*** Records provided ***
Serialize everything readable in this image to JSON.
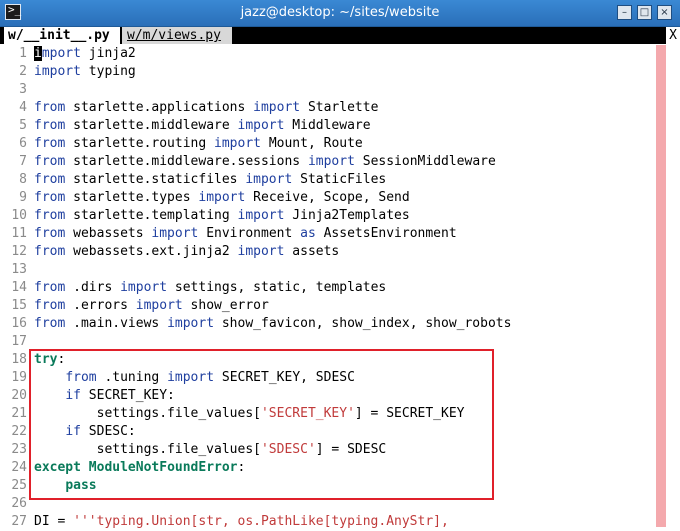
{
  "window": {
    "title": "jazz@desktop: ~/sites/website",
    "app_icon_glyph": ">_",
    "buttons": {
      "minimize": "–",
      "maximize": "□",
      "close": "×"
    }
  },
  "tabs": [
    {
      "label": "w/__init__.py",
      "active": true
    },
    {
      "label": "w/m/views.py",
      "active": false
    }
  ],
  "tab_close_label": "X",
  "editor": {
    "lines": [
      {
        "n": "1",
        "segs": [
          {
            "t": "i",
            "c": "cursor"
          },
          {
            "t": "mport",
            "c": "kw"
          },
          {
            "t": " jinja2"
          }
        ]
      },
      {
        "n": "2",
        "segs": [
          {
            "t": "import",
            "c": "kw"
          },
          {
            "t": " typing"
          }
        ]
      },
      {
        "n": "3",
        "segs": []
      },
      {
        "n": "4",
        "segs": [
          {
            "t": "from",
            "c": "kw"
          },
          {
            "t": " starlette.applications "
          },
          {
            "t": "import",
            "c": "kw"
          },
          {
            "t": " Starlette"
          }
        ]
      },
      {
        "n": "5",
        "segs": [
          {
            "t": "from",
            "c": "kw"
          },
          {
            "t": " starlette.middleware "
          },
          {
            "t": "import",
            "c": "kw"
          },
          {
            "t": " Middleware"
          }
        ]
      },
      {
        "n": "6",
        "segs": [
          {
            "t": "from",
            "c": "kw"
          },
          {
            "t": " starlette.routing "
          },
          {
            "t": "import",
            "c": "kw"
          },
          {
            "t": " Mount, Route"
          }
        ]
      },
      {
        "n": "7",
        "segs": [
          {
            "t": "from",
            "c": "kw"
          },
          {
            "t": " starlette.middleware.sessions "
          },
          {
            "t": "import",
            "c": "kw"
          },
          {
            "t": " SessionMiddleware"
          }
        ]
      },
      {
        "n": "8",
        "segs": [
          {
            "t": "from",
            "c": "kw"
          },
          {
            "t": " starlette.staticfiles "
          },
          {
            "t": "import",
            "c": "kw"
          },
          {
            "t": " StaticFiles"
          }
        ]
      },
      {
        "n": "9",
        "segs": [
          {
            "t": "from",
            "c": "kw"
          },
          {
            "t": " starlette.types "
          },
          {
            "t": "import",
            "c": "kw"
          },
          {
            "t": " Receive, Scope, Send"
          }
        ]
      },
      {
        "n": "10",
        "segs": [
          {
            "t": "from",
            "c": "kw"
          },
          {
            "t": " starlette.templating "
          },
          {
            "t": "import",
            "c": "kw"
          },
          {
            "t": " Jinja2Templates"
          }
        ]
      },
      {
        "n": "11",
        "segs": [
          {
            "t": "from",
            "c": "kw"
          },
          {
            "t": " webassets "
          },
          {
            "t": "import",
            "c": "kw"
          },
          {
            "t": " Environment "
          },
          {
            "t": "as",
            "c": "kw"
          },
          {
            "t": " AssetsEnvironment"
          }
        ]
      },
      {
        "n": "12",
        "segs": [
          {
            "t": "from",
            "c": "kw"
          },
          {
            "t": " webassets.ext.jinja2 "
          },
          {
            "t": "import",
            "c": "kw"
          },
          {
            "t": " assets"
          }
        ]
      },
      {
        "n": "13",
        "segs": []
      },
      {
        "n": "14",
        "segs": [
          {
            "t": "from",
            "c": "kw"
          },
          {
            "t": " .dirs "
          },
          {
            "t": "import",
            "c": "kw"
          },
          {
            "t": " settings, static, templates"
          }
        ]
      },
      {
        "n": "15",
        "segs": [
          {
            "t": "from",
            "c": "kw"
          },
          {
            "t": " .errors "
          },
          {
            "t": "import",
            "c": "kw"
          },
          {
            "t": " show_error"
          }
        ]
      },
      {
        "n": "16",
        "segs": [
          {
            "t": "from",
            "c": "kw"
          },
          {
            "t": " .main.views "
          },
          {
            "t": "import",
            "c": "kw"
          },
          {
            "t": " show_favicon, show_index, show_robots"
          }
        ]
      },
      {
        "n": "17",
        "segs": []
      },
      {
        "n": "18",
        "segs": [
          {
            "t": "try",
            "c": "kw2"
          },
          {
            "t": ":"
          }
        ]
      },
      {
        "n": "19",
        "segs": [
          {
            "t": "    "
          },
          {
            "t": "from",
            "c": "kw"
          },
          {
            "t": " .tuning "
          },
          {
            "t": "import",
            "c": "kw"
          },
          {
            "t": " SECRET_KEY, SDESC"
          }
        ]
      },
      {
        "n": "20",
        "segs": [
          {
            "t": "    "
          },
          {
            "t": "if",
            "c": "kw"
          },
          {
            "t": " SECRET_KEY:"
          }
        ]
      },
      {
        "n": "21",
        "segs": [
          {
            "t": "        settings.file_values["
          },
          {
            "t": "'SECRET_KEY'",
            "c": "str"
          },
          {
            "t": "] = SECRET_KEY"
          }
        ]
      },
      {
        "n": "22",
        "segs": [
          {
            "t": "    "
          },
          {
            "t": "if",
            "c": "kw"
          },
          {
            "t": " SDESC:"
          }
        ]
      },
      {
        "n": "23",
        "segs": [
          {
            "t": "        settings.file_values["
          },
          {
            "t": "'SDESC'",
            "c": "str"
          },
          {
            "t": "] = SDESC"
          }
        ]
      },
      {
        "n": "24",
        "segs": [
          {
            "t": "except",
            "c": "kw2"
          },
          {
            "t": " "
          },
          {
            "t": "ModuleNotFoundError",
            "c": "cls"
          },
          {
            "t": ":"
          }
        ]
      },
      {
        "n": "25",
        "segs": [
          {
            "t": "    "
          },
          {
            "t": "pass",
            "c": "kw2"
          }
        ]
      },
      {
        "n": "26",
        "segs": []
      },
      {
        "n": "27",
        "segs": [
          {
            "t": "DI = "
          },
          {
            "t": "'''typing.Union[str, os.PathLike[typing.AnyStr],",
            "c": "str"
          }
        ]
      }
    ]
  },
  "colors": {
    "titlebar": "#2a6fb8",
    "keyword": "#1f3f9f",
    "keyword_flow": "#0a7a5a",
    "string": "#c03a3a",
    "highlight_box": "#e0202a",
    "color_column": "#f4a9ad"
  }
}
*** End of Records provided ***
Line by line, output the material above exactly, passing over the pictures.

Written answer:
Serialize everything readable in this image to JSON.
{
  "window": {
    "title": "jazz@desktop: ~/sites/website",
    "app_icon_glyph": ">_",
    "buttons": {
      "minimize": "–",
      "maximize": "□",
      "close": "×"
    }
  },
  "tabs": [
    {
      "label": "w/__init__.py",
      "active": true
    },
    {
      "label": "w/m/views.py",
      "active": false
    }
  ],
  "tab_close_label": "X",
  "editor": {
    "lines": [
      {
        "n": "1",
        "segs": [
          {
            "t": "i",
            "c": "cursor"
          },
          {
            "t": "mport",
            "c": "kw"
          },
          {
            "t": " jinja2"
          }
        ]
      },
      {
        "n": "2",
        "segs": [
          {
            "t": "import",
            "c": "kw"
          },
          {
            "t": " typing"
          }
        ]
      },
      {
        "n": "3",
        "segs": []
      },
      {
        "n": "4",
        "segs": [
          {
            "t": "from",
            "c": "kw"
          },
          {
            "t": " starlette.applications "
          },
          {
            "t": "import",
            "c": "kw"
          },
          {
            "t": " Starlette"
          }
        ]
      },
      {
        "n": "5",
        "segs": [
          {
            "t": "from",
            "c": "kw"
          },
          {
            "t": " starlette.middleware "
          },
          {
            "t": "import",
            "c": "kw"
          },
          {
            "t": " Middleware"
          }
        ]
      },
      {
        "n": "6",
        "segs": [
          {
            "t": "from",
            "c": "kw"
          },
          {
            "t": " starlette.routing "
          },
          {
            "t": "import",
            "c": "kw"
          },
          {
            "t": " Mount, Route"
          }
        ]
      },
      {
        "n": "7",
        "segs": [
          {
            "t": "from",
            "c": "kw"
          },
          {
            "t": " starlette.middleware.sessions "
          },
          {
            "t": "import",
            "c": "kw"
          },
          {
            "t": " SessionMiddleware"
          }
        ]
      },
      {
        "n": "8",
        "segs": [
          {
            "t": "from",
            "c": "kw"
          },
          {
            "t": " starlette.staticfiles "
          },
          {
            "t": "import",
            "c": "kw"
          },
          {
            "t": " StaticFiles"
          }
        ]
      },
      {
        "n": "9",
        "segs": [
          {
            "t": "from",
            "c": "kw"
          },
          {
            "t": " starlette.types "
          },
          {
            "t": "import",
            "c": "kw"
          },
          {
            "t": " Receive, Scope, Send"
          }
        ]
      },
      {
        "n": "10",
        "segs": [
          {
            "t": "from",
            "c": "kw"
          },
          {
            "t": " starlette.templating "
          },
          {
            "t": "import",
            "c": "kw"
          },
          {
            "t": " Jinja2Templates"
          }
        ]
      },
      {
        "n": "11",
        "segs": [
          {
            "t": "from",
            "c": "kw"
          },
          {
            "t": " webassets "
          },
          {
            "t": "import",
            "c": "kw"
          },
          {
            "t": " Environment "
          },
          {
            "t": "as",
            "c": "kw"
          },
          {
            "t": " AssetsEnvironment"
          }
        ]
      },
      {
        "n": "12",
        "segs": [
          {
            "t": "from",
            "c": "kw"
          },
          {
            "t": " webassets.ext.jinja2 "
          },
          {
            "t": "import",
            "c": "kw"
          },
          {
            "t": " assets"
          }
        ]
      },
      {
        "n": "13",
        "segs": []
      },
      {
        "n": "14",
        "segs": [
          {
            "t": "from",
            "c": "kw"
          },
          {
            "t": " .dirs "
          },
          {
            "t": "import",
            "c": "kw"
          },
          {
            "t": " settings, static, templates"
          }
        ]
      },
      {
        "n": "15",
        "segs": [
          {
            "t": "from",
            "c": "kw"
          },
          {
            "t": " .errors "
          },
          {
            "t": "import",
            "c": "kw"
          },
          {
            "t": " show_error"
          }
        ]
      },
      {
        "n": "16",
        "segs": [
          {
            "t": "from",
            "c": "kw"
          },
          {
            "t": " .main.views "
          },
          {
            "t": "import",
            "c": "kw"
          },
          {
            "t": " show_favicon, show_index, show_robots"
          }
        ]
      },
      {
        "n": "17",
        "segs": []
      },
      {
        "n": "18",
        "segs": [
          {
            "t": "try",
            "c": "kw2"
          },
          {
            "t": ":"
          }
        ]
      },
      {
        "n": "19",
        "segs": [
          {
            "t": "    "
          },
          {
            "t": "from",
            "c": "kw"
          },
          {
            "t": " .tuning "
          },
          {
            "t": "import",
            "c": "kw"
          },
          {
            "t": " SECRET_KEY, SDESC"
          }
        ]
      },
      {
        "n": "20",
        "segs": [
          {
            "t": "    "
          },
          {
            "t": "if",
            "c": "kw"
          },
          {
            "t": " SECRET_KEY:"
          }
        ]
      },
      {
        "n": "21",
        "segs": [
          {
            "t": "        settings.file_values["
          },
          {
            "t": "'SECRET_KEY'",
            "c": "str"
          },
          {
            "t": "] = SECRET_KEY"
          }
        ]
      },
      {
        "n": "22",
        "segs": [
          {
            "t": "    "
          },
          {
            "t": "if",
            "c": "kw"
          },
          {
            "t": " SDESC:"
          }
        ]
      },
      {
        "n": "23",
        "segs": [
          {
            "t": "        settings.file_values["
          },
          {
            "t": "'SDESC'",
            "c": "str"
          },
          {
            "t": "] = SDESC"
          }
        ]
      },
      {
        "n": "24",
        "segs": [
          {
            "t": "except",
            "c": "kw2"
          },
          {
            "t": " "
          },
          {
            "t": "ModuleNotFoundError",
            "c": "cls"
          },
          {
            "t": ":"
          }
        ]
      },
      {
        "n": "25",
        "segs": [
          {
            "t": "    "
          },
          {
            "t": "pass",
            "c": "kw2"
          }
        ]
      },
      {
        "n": "26",
        "segs": []
      },
      {
        "n": "27",
        "segs": [
          {
            "t": "DI = "
          },
          {
            "t": "'''typing.Union[str, os.PathLike[typing.AnyStr],",
            "c": "str"
          }
        ]
      }
    ]
  },
  "colors": {
    "titlebar": "#2a6fb8",
    "keyword": "#1f3f9f",
    "keyword_flow": "#0a7a5a",
    "string": "#c03a3a",
    "highlight_box": "#e0202a",
    "color_column": "#f4a9ad"
  }
}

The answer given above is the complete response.